To the editor:
I read with interest the article this week concerning the House Natural Resources Committee resolution to attempt to close over 1 million acres of multiple-use public lands in northern Arizona to future claim staking. Congressmen Rahall and Grijalva have resorted to this trick because there was no possibility of Raul Grijalva's bill (HR 5583, addressing the same issues) being acted upon in this session, before the elections in November.
There is a strong possibility that Grijalva's proposal would not have even made it out of this committee (it is divided 27 Democrats to 22 Republicans; 2 Democrats voted against this resolution, which would have made a vote 25-24 in full committee. Five more Democrats did not show up for this session.) In all likelihood, this bill could not have been passed by this session of Congress, or the next.
A similar attempt to use this resolution tactic to force the will of a minority on the public was found unconstitutional by the Supreme Court in a vote of 7 to 2; it is widely believed that the current resolution will likewise be disallowed.
The entire affair is odious political maneuvering to make sure that the people are deprived of even the chance of having our representatives vote up or down on issues.

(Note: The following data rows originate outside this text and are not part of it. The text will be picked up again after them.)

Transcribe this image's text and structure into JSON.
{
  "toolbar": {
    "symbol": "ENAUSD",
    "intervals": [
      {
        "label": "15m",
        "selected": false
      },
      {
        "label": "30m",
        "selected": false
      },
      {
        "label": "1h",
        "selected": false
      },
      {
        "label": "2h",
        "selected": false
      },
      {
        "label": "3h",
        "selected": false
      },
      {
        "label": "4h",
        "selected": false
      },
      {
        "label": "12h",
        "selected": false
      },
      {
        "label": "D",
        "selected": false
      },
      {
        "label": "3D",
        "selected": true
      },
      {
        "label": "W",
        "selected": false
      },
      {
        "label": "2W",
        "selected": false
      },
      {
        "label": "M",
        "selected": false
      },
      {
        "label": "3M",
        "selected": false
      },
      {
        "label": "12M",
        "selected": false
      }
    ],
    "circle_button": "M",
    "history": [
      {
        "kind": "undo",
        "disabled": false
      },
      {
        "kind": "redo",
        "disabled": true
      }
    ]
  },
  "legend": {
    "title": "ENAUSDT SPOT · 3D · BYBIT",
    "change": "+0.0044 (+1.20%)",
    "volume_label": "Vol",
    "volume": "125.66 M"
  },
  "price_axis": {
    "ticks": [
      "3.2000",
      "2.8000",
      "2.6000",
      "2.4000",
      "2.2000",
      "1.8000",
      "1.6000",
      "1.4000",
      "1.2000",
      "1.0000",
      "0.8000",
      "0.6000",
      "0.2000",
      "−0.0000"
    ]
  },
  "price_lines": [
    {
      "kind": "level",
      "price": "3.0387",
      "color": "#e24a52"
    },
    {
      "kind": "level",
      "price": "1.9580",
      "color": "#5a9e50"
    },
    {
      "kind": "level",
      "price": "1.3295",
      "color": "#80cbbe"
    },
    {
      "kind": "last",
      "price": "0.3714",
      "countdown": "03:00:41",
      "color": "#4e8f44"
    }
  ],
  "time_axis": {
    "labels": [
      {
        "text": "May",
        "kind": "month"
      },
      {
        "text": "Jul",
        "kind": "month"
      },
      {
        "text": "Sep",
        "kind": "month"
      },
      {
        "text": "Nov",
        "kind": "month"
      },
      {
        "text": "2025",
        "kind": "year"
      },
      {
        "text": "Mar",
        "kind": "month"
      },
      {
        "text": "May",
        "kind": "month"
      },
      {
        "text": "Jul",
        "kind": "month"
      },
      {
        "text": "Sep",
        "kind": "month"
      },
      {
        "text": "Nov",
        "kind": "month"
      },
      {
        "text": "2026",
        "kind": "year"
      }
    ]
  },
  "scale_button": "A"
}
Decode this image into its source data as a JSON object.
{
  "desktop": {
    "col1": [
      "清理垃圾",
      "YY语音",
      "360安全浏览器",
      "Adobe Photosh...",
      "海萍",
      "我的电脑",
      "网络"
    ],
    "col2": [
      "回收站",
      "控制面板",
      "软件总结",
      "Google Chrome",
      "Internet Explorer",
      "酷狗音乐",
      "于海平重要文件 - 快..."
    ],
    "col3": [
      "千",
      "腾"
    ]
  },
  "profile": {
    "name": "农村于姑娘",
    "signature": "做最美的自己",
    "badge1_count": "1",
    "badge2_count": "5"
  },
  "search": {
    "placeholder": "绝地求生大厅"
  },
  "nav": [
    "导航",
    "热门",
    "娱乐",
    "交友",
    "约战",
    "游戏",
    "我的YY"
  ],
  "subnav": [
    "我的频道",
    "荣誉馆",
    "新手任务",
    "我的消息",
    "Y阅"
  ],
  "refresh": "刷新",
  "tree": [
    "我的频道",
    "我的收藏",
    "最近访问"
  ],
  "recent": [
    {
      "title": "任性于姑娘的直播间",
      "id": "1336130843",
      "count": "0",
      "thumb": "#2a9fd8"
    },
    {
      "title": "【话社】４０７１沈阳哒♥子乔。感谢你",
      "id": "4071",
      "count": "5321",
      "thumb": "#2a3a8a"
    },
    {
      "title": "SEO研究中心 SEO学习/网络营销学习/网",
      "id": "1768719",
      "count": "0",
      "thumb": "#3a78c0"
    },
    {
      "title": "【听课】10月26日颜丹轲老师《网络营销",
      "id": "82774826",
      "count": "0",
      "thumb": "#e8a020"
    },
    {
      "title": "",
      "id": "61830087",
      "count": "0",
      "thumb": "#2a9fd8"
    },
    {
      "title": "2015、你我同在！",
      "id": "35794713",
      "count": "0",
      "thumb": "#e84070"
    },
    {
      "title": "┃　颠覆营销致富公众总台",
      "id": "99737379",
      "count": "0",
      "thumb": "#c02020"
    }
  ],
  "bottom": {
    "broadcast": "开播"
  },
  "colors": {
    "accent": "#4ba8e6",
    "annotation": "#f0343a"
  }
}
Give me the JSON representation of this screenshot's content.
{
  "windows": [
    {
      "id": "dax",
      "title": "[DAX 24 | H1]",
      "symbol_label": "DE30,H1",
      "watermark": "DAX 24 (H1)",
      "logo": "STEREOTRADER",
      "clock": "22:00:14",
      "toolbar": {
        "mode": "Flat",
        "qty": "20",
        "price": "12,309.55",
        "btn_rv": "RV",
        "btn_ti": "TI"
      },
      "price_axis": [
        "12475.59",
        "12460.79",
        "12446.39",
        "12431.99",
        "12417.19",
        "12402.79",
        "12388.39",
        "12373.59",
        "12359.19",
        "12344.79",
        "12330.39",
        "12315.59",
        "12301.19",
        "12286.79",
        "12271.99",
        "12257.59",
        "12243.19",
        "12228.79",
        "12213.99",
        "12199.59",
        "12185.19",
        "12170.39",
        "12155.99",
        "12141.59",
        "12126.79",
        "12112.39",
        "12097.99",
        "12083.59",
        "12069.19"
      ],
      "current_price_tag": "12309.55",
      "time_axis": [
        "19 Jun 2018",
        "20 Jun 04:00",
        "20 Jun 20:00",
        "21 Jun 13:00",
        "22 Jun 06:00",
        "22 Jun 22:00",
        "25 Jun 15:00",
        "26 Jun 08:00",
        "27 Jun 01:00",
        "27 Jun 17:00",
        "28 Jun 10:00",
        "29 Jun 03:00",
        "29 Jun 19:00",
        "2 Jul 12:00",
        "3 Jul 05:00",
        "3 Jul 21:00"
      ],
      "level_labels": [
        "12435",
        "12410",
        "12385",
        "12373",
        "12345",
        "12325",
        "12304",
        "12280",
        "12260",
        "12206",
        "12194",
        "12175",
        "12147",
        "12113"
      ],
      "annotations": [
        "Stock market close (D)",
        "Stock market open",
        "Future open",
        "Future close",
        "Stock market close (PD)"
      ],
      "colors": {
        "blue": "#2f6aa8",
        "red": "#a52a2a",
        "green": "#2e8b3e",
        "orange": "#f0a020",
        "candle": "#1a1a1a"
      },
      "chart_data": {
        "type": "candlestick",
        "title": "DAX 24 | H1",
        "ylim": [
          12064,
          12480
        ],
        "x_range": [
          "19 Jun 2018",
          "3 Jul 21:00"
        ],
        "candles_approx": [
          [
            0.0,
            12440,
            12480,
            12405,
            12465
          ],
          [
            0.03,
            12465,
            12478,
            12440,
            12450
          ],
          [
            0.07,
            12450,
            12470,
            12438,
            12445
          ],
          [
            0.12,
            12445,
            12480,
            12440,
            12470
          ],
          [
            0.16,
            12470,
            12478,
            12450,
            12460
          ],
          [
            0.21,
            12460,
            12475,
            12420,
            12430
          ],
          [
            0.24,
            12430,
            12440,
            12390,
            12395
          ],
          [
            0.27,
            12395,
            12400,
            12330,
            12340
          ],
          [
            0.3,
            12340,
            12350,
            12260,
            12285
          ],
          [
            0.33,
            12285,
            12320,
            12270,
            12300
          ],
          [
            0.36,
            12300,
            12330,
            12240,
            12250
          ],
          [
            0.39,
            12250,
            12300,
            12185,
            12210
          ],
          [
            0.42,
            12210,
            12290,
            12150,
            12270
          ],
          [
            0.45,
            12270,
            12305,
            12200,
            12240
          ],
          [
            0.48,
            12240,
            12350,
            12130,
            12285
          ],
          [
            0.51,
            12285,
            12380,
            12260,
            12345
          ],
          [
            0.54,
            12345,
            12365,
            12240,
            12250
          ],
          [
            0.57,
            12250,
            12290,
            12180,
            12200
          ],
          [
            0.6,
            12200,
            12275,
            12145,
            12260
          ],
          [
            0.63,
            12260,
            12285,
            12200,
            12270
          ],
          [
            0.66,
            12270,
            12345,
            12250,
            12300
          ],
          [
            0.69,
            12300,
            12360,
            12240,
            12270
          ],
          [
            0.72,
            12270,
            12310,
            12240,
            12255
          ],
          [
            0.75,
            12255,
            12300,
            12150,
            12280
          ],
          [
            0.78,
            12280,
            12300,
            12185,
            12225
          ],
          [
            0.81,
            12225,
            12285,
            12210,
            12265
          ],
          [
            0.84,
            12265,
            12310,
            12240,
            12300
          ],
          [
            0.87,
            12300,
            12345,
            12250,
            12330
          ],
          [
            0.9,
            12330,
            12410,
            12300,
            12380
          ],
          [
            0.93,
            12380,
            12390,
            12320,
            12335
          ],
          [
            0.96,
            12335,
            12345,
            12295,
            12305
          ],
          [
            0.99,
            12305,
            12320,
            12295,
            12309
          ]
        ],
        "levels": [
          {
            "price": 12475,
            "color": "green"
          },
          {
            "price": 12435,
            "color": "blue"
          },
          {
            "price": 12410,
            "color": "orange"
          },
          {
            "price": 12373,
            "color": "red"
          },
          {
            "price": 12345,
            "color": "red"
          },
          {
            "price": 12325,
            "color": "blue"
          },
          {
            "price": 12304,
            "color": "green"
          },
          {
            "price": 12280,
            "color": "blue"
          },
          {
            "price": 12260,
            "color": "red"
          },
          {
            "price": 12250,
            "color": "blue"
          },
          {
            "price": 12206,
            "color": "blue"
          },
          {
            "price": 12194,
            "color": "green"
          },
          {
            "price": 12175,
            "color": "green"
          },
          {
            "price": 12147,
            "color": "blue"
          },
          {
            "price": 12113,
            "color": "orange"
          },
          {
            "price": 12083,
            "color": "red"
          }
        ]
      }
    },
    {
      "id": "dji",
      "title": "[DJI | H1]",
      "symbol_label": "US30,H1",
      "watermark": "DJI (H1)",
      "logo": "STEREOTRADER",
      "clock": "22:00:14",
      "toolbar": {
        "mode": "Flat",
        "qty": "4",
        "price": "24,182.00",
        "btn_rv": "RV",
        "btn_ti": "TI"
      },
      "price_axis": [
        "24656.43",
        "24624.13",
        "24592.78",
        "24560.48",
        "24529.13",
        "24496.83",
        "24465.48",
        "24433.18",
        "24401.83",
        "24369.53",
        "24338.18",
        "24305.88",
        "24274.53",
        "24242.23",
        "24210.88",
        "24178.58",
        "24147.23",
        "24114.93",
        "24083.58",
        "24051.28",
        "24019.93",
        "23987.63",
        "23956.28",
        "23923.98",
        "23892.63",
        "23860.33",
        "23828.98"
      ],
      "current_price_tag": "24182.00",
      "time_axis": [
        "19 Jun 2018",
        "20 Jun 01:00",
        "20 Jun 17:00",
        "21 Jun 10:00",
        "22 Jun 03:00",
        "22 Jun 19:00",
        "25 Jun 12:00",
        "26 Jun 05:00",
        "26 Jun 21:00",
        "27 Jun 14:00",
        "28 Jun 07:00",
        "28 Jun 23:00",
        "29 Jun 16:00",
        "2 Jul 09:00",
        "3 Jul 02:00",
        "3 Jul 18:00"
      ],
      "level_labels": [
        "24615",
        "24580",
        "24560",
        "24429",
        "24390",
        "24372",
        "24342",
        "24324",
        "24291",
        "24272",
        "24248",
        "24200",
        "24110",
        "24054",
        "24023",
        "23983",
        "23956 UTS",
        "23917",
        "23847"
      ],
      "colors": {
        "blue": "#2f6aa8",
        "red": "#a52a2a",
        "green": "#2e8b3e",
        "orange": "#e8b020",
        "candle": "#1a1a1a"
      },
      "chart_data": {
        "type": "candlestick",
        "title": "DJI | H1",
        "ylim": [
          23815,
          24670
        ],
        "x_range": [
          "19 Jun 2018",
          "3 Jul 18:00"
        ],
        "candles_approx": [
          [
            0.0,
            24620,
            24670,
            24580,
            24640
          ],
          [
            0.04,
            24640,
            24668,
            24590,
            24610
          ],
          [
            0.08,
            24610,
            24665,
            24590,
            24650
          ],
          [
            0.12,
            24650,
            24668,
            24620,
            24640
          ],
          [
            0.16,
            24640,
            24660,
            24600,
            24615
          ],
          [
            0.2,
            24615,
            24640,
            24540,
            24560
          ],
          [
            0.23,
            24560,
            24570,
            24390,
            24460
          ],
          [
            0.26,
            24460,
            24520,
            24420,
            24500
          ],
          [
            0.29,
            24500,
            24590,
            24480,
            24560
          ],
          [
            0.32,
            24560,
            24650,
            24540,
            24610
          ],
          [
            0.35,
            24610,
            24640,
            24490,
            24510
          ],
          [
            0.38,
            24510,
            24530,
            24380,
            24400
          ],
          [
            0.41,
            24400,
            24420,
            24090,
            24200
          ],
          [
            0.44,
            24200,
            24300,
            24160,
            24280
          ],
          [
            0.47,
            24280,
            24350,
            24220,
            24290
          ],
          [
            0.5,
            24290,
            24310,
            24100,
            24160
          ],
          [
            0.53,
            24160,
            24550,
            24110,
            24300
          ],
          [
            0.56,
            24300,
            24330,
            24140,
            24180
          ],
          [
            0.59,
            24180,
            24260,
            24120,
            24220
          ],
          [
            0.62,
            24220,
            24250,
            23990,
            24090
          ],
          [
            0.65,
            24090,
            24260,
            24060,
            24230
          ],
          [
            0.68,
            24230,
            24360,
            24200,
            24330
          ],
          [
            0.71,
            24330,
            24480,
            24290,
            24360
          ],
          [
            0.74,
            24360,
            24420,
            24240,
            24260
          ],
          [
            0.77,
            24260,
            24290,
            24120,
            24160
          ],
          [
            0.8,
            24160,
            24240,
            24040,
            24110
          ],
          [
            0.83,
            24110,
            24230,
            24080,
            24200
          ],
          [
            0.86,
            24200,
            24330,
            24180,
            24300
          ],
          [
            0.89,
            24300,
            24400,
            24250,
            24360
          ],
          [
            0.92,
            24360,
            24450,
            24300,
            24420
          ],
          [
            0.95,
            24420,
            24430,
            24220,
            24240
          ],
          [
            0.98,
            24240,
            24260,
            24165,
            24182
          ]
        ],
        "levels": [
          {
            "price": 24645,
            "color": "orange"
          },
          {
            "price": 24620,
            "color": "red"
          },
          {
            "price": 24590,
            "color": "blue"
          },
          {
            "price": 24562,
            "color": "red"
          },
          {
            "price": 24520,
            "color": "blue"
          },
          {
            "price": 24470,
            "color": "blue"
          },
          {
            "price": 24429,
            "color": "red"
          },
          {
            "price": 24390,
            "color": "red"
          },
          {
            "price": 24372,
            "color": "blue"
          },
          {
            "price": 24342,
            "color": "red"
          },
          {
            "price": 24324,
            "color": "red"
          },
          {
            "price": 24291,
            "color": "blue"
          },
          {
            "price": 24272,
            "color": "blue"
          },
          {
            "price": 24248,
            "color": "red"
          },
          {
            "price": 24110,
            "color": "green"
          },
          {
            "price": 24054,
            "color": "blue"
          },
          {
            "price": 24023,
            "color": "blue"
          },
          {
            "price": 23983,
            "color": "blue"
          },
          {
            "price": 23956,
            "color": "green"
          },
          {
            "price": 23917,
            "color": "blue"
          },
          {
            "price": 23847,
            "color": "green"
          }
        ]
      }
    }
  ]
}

The article notes that at the Grijalva hearing in Flagstaff last March "14 witnesses were overwhelming opposed" (to mining), but it failed to point out that only two "mining representatives" were invited and allowed to speak (the panel had originally intended to only invite one mining person), and that these people were treated very discourteously and contemptuously by the partisan panel members.
Of course, the 14 were carefully handpicked because they are opposed, for various reasons, to the mining industry. This is another unfortunate miscarriage of our "representative" law-making system that is practiced by both parties and should be condemned wherever it used. A circus like this does not represent public opinion (even in Flagstaff): this is plain dirty politics. Real public opinion is more clearly represented by recent polls that show 67 percent of Americans favor nuclear power.
Representative Grijalva is quoted as citing "...threats to the rare and natural landscape in and around Grand Canyon..." as the reason for "emergency action." This is only Grijalva's opinion: he certainly does not bother to cite any specifics. There is a large body of information available that clearly (to a rational person) debunks the idea that uranium exploration or mining "threaten" the area in any way. This information was made available to, but was widely ignored by, the committee majority members.
There simply is no such "emergency" from claim staking and drilling today. There will be no harm in the Canyon as no exploration or mining activity is allowed anywhere within the National Park boundaries.
Much more claim staking, drilling and mining occurred in this area during the 1980s and 1990s and did not result in any adverse effects on the Canyon, the surrounding area, local populations, visitors' enjoyment, or the land and water. In fact, most people did not even know that this was in progress at the time. Because of careful reclamation by the industry, evidence of all this activity is almost impossible to find today, even by people who were involved and familiar with it 25 years ago.
Mr. Grijalva has only recently decided that an "emergency" exists. Where has he been for the last 30 years? He also does not seem to think any such "emergency" exists in his own district, where a number of huge open pit copper mines are in operation, and mineral exploration on public lands for additional reserves continues daily.
The story contains two other minor (but again misleading) errors: There are in fact fewer than 600 new claims staked on the South Rim. A company did stake 1,875 claims here last summer, but for whatever reason failed to file (with the Bureau of Land Management) most of them. They only retained 75 claims. This true total is far fewer than the number of claims staked here in the 1980s, which resulted in only one new mine, which was never brought into production.
Second, the General Mining Act (the "1872 Mining Law" as it is always called, to prove how old and out-of-date it is) only governs claim staking on public lands and various legal aspects of mining. It conveys no other rights.
However, "resource extraction" and processing is governed (highly regulated, and closely monitored) by the Clean Water Act, the National Environmental Protection Act, the Clean Air Act, the National Historic Preservation Act, the Resource Conservation and Recovery Act, the Surface Mining Control and Reclamation Act and the Federal Land Policy and Management Act, as well as by the National Forest Service, the Bureau of Land Management, the Nuclear Regulatory Commission, the Arizona Department of Water Resources, the Arizona Department of Environmental Quality (air and water divisions) and various other state and county agencies and laws.
It is time that some facts about this industry and the history of mining and exploration in our area are made known to the public, and to allow them to decide for themselves on these issues.
It is time for our politicians to allow true democracy to settle these same issues, as the people see fit.
C. J. Crossland
(C. J. Crossland has worked in and/or lived around the uranium mining industry for the last 55 years, including 25 years here in northern Arizona. He is employed by a small domestic uranium exploration company based in Phoenix, and is personally involved in uranium exploration in northern Arizona.)